Social Media, News, and EdTech Research
By Yvonne Macias
Photo by Tracy Le Blanc
According to the Pew Research Center, 68% of Americans get their news from social media. Additionally, 21% of people get their news from social media because it is convenient. With these statistics, it is safe to say that social media is a new medium that is revolutionizing how we share and access information.
During my time at Effective to Great Education, I, Yvonne Macias, a senior studying Public Health at Claremont McKenna College, have created/worked on an article database to collect resources on mental health and history for the Latinx community. I have found many fantastic resources, including the one linked here that lists Instagram handles for therapists and mental health professionals, as well as influencers that post content about Latinx mental health.
In one of my first conversations at ETGE, we discussed the role that social media plays in the sharing of news and information with people in older and younger generations. Undoubtedly, the way information is presented to both communities is different and may also vary based on platform, but no matter what, social media has expanded everyone’s access to information, discourse, and differing opinions on important issues. Conversational and casual sharing on social media can help reduce the burden of having to conduct individual research and read through an entire article to find the highlights, as most posts usually have a key quote or data point and link a different article for further reading.
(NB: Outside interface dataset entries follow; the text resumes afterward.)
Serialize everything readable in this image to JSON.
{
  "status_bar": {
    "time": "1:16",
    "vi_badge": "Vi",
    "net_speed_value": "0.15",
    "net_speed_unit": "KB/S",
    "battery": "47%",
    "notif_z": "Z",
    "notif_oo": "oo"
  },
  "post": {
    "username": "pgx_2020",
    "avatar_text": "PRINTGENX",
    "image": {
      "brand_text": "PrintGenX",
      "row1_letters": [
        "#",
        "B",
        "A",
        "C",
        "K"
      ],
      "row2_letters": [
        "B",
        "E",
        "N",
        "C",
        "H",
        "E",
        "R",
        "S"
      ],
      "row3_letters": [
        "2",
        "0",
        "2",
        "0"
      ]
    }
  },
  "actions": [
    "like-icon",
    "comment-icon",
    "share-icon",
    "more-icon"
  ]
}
However, there must be precautions for this. According to the Forbes article, How Social Media Has Changed How We Consume News, Nicole Martin highlights that the algorithms of social media make it so items that are highly liked and shared are those that are more shown. However, this makes the articles that are most “eye-catching” and “often exaggerated” to be seen most. This is often fake news. Therefore, it is important to take this lesson and tailor information to be more clear within the posts themselves. Social media platforms should be utilized to capture audiences and allow people to take in all information at once.
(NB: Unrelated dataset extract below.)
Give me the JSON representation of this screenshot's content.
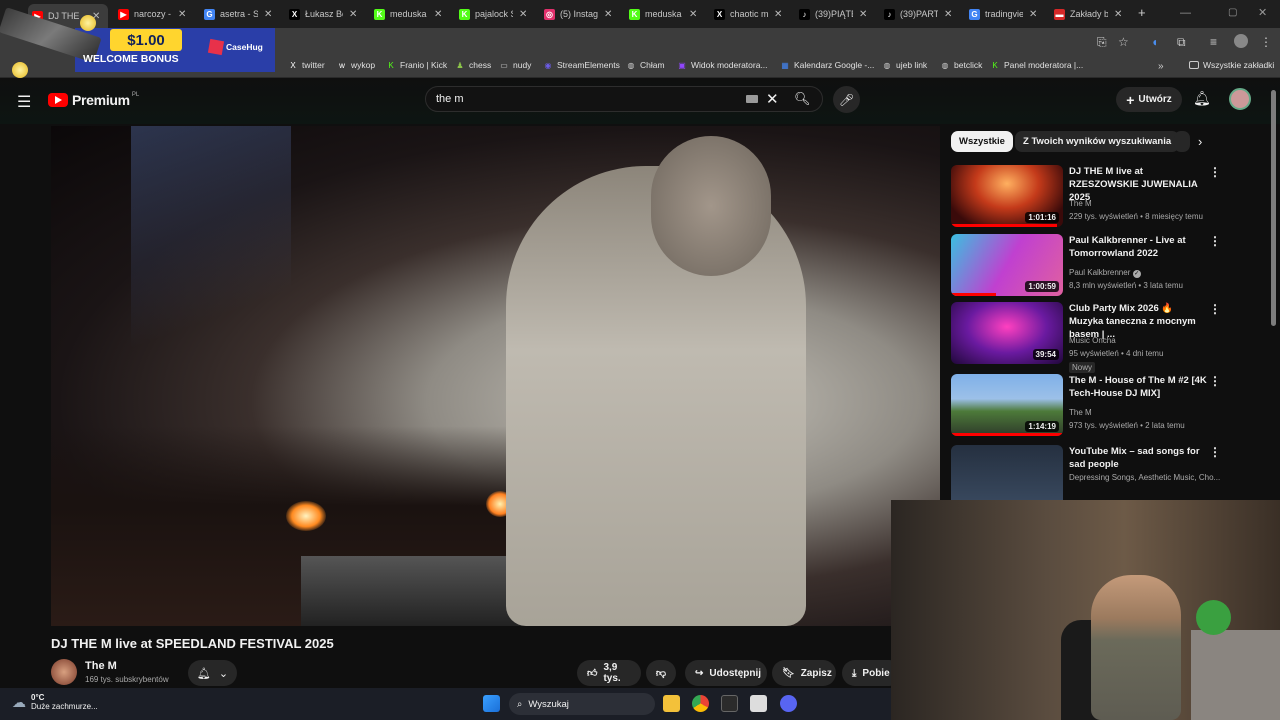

Education Technology Research Organizations use social media platforms to share information and inform audiences on causes they are passionate about and working on. The key insights highlighted throughout this blog can help ETGE best maximize the use of the Bud to Blossom platform to engage both general and narrowed audiences, such as school administrators.